» **DATA SHOWN**:
━━━━
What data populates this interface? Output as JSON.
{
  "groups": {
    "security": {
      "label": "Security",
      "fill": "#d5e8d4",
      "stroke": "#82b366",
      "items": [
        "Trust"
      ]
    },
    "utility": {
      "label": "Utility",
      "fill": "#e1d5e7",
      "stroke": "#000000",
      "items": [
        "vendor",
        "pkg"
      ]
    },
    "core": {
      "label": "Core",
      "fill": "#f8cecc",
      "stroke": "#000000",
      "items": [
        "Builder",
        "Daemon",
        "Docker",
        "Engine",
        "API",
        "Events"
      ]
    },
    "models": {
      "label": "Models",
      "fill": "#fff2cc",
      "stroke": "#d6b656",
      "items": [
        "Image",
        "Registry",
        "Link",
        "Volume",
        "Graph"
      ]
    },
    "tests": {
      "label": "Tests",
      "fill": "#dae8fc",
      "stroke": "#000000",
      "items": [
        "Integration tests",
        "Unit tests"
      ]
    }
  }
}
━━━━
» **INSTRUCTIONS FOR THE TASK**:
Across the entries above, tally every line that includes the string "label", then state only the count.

» **RESULT OF THE TASK**:
5